Some friends of my family lost their sweet, college-age daughter in an icy car accident last year. Her death has changed every family member’s life. Christmas and New Year’s will always be cast with the pall of her final days in the hospital; of praying for a miracle that never came. I don’t know why—and I don’t pretend to. Our friends don’t need us to give stupid, hurtful platitudes. They just need us to sit with them in the ashes. They need us to remember their joyful daughter. They need us to talk about her if they want to, to talk about anything else if they don’t. Their other children still need their parents to be their parents. They still need to be recognised in their own accomplishments and lives. And they still need to be allowed to grieve—yes, over a year later… For the rest of their lives.
The loss never goes away. That person once existed in this world and now doesn’t—that is a continual loss. Loss doesn’t have a time-table. Grief pricks when you weren’t expecting it…but it is okay to mourn. Let us weep when we remember someone we have lost to the ever-insatiable monster of death.
It is much easier to say that about someone else’s loss. It’s so much harder to live the daily emptiness. There are always regrets, things we wish we had said before that final parting… I wish to goodness sakes I had talked with my grandma on the phone when she was in the hospital. She had so many people there I told my mom I’d wait. I lost my chance to talk with her again. Though I had made sure to tell her I loved her when I saw her last, well, that doesn’t change my weeping right now.

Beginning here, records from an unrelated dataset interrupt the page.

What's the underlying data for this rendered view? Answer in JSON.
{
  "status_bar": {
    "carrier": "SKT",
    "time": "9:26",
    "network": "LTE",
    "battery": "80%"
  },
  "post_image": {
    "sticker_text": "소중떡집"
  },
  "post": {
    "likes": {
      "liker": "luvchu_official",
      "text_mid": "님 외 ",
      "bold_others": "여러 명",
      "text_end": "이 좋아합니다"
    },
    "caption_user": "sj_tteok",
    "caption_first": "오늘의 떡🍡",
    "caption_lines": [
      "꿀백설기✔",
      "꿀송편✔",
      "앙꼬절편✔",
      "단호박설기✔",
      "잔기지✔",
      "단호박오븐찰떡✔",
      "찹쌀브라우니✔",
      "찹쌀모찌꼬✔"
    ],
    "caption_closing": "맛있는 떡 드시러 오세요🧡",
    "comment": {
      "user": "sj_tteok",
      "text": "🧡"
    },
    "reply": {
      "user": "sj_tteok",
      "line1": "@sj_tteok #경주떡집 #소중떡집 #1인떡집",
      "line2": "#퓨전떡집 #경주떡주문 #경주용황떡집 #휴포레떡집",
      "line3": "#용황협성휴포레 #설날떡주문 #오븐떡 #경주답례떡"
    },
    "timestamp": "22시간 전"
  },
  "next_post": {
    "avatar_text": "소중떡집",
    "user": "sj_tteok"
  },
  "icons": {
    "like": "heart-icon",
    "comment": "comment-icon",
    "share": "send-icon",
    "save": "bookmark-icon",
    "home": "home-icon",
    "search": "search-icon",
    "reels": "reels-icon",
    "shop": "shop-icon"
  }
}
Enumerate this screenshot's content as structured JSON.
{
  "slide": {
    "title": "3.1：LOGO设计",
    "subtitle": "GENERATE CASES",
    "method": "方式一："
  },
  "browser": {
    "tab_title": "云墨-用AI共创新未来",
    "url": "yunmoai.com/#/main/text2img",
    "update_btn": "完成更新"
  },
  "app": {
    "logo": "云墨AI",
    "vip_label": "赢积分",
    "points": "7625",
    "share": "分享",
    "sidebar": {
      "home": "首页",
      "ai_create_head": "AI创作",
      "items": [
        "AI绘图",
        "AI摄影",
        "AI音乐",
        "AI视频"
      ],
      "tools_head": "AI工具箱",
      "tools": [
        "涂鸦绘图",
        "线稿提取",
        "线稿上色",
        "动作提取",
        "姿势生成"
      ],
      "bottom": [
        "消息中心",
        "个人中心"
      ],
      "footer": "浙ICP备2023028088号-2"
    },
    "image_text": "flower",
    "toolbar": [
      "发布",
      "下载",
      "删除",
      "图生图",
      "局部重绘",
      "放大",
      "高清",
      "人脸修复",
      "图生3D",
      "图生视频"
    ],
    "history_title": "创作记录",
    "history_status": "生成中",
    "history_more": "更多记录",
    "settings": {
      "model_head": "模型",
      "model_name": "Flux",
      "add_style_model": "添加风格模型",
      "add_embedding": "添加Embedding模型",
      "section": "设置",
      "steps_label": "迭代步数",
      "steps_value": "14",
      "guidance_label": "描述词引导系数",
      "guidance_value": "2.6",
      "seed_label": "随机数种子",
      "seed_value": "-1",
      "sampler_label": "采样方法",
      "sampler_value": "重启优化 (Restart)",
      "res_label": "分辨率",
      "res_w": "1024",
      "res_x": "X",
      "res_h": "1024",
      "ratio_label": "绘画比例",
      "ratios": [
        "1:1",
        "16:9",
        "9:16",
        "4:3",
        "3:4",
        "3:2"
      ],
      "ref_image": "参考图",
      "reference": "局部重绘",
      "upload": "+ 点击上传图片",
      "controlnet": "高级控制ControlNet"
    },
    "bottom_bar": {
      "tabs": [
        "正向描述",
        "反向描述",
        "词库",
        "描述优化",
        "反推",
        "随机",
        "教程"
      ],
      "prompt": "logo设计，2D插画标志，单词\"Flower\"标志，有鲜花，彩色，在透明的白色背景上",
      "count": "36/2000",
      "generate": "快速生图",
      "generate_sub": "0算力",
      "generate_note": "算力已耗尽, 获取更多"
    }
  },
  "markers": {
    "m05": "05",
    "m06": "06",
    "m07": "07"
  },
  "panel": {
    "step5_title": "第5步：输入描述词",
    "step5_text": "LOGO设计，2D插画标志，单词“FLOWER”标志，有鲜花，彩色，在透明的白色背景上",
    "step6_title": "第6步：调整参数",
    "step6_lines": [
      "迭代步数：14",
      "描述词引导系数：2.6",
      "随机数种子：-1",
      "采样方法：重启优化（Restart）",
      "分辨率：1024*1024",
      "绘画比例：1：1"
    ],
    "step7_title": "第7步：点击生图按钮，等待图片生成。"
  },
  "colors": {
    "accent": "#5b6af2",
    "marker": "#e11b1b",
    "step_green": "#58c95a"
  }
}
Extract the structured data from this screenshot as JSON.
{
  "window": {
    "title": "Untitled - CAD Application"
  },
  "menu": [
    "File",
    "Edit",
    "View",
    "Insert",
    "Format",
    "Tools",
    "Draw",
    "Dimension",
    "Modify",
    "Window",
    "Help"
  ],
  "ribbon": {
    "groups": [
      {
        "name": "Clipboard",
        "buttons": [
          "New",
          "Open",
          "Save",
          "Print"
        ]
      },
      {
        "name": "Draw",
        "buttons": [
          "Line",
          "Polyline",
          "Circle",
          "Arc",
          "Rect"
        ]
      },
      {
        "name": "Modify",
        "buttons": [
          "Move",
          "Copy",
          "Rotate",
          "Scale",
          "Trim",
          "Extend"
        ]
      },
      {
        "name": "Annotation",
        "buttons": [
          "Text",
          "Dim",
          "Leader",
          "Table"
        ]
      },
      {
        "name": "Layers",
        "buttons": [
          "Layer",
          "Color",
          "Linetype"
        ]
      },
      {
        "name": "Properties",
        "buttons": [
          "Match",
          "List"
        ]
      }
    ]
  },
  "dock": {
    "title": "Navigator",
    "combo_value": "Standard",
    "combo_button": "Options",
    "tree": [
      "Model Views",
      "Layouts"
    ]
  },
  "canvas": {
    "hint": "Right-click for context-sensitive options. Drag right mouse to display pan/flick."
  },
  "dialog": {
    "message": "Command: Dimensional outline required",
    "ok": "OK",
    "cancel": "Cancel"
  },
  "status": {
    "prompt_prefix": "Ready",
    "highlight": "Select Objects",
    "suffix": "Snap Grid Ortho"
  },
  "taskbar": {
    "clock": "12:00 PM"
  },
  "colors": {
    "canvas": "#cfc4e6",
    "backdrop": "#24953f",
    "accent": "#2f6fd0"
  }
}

It’s been two years since her death, and it still bubbles up unexpectedly. I catch myself laughing at things only my family would understand, said in Grandma’s voice… “You heard the story, you heard the story!” I catch my breath sharply when I remember, without warning, her saying, “Of all the grandkids, you’re the most like me.” I catch the tears rolling off my nose at all these memories welling up in my mind and in my eyes. The smell of homemade fried chicken always takes me back to childhood birthdays at Grandma and Grandpa’s. For whatever reason, I remember my seventh, tenth, and twenty-first birthdays vividly, there in that Wanamaker house. That house which was their home for half a century, where my dad grew up, and where I learned how to use a slinky—because they had stairs and we didn’t. That house which now belongs to somebody else who has no knowledge of its history. That house that no longer holds my family, yet holds so many of our memories.
Like I said, we can’t control grief—when or where or how it will punch us. But it will hit with a hard right hook, or that unseen uppercut. Let’s be honest, we like to control things. Our appearance to others; how we spend our time and live our days; what we do and what we don’t do; what we eat; what we read…but we cannot control sorrow. It leaks out of our hearts and eyes on the sunny days and the rainy ones. When we laugh and when we swallow that lump in our throats. We cannot make the loss smaller, it only grows bigger with all the things our loved ones miss. It only grows sharper when we can’t ask their advice, hear them tell a story, or catch their laugh in our ears. That is the nature of a curse. Of the Curse. And we cannot control the force of the sucker-punch. I want to say that what we do in the face of the Curse is live…but one day the Curse will try to annihilate us, too. For a time, the voracious Curse will feast on life. But only for a time.
There is a rumour that one day, everything sad will come untrue.2 One day, death will be—finally and completely—eviscerated and defeated. That the grave will have no inhabitants. That death will be swallowed up in life. That God-who-became-man (a Jewish man, no less), myth-become-fact, will complete the redemption process. And all will be made well. L’chaim! To life!
Until then, we weep and mourn. We grieve and lament. We let sorrow chase us into the arms of our Father. We laugh and we live. L’chaim!
Yeah … Jewish people have it just about right.
2. “Gandalf! I thought you were dead! But then I thought I was dead myself. Is everything sad going to come untrue? What’s happened to the world?” “A great Shadow has departed,” said Gandalf, and then he laughed and the sound was like music, or like water in a parched land… (Tolkien, J R R, Return of the King, emphasis mine)
Jody Byrkett is the editor of the Pray channel. She lives in picturesque Colorado where she enjoys hiking by sunshine or by starlight, foggy mornings and steaming mugs of tea, reading classic literature and theological essays, studying words and their origins, and practising the art of hospitality. (She also has a habit of spelling things ‘Britishly’.)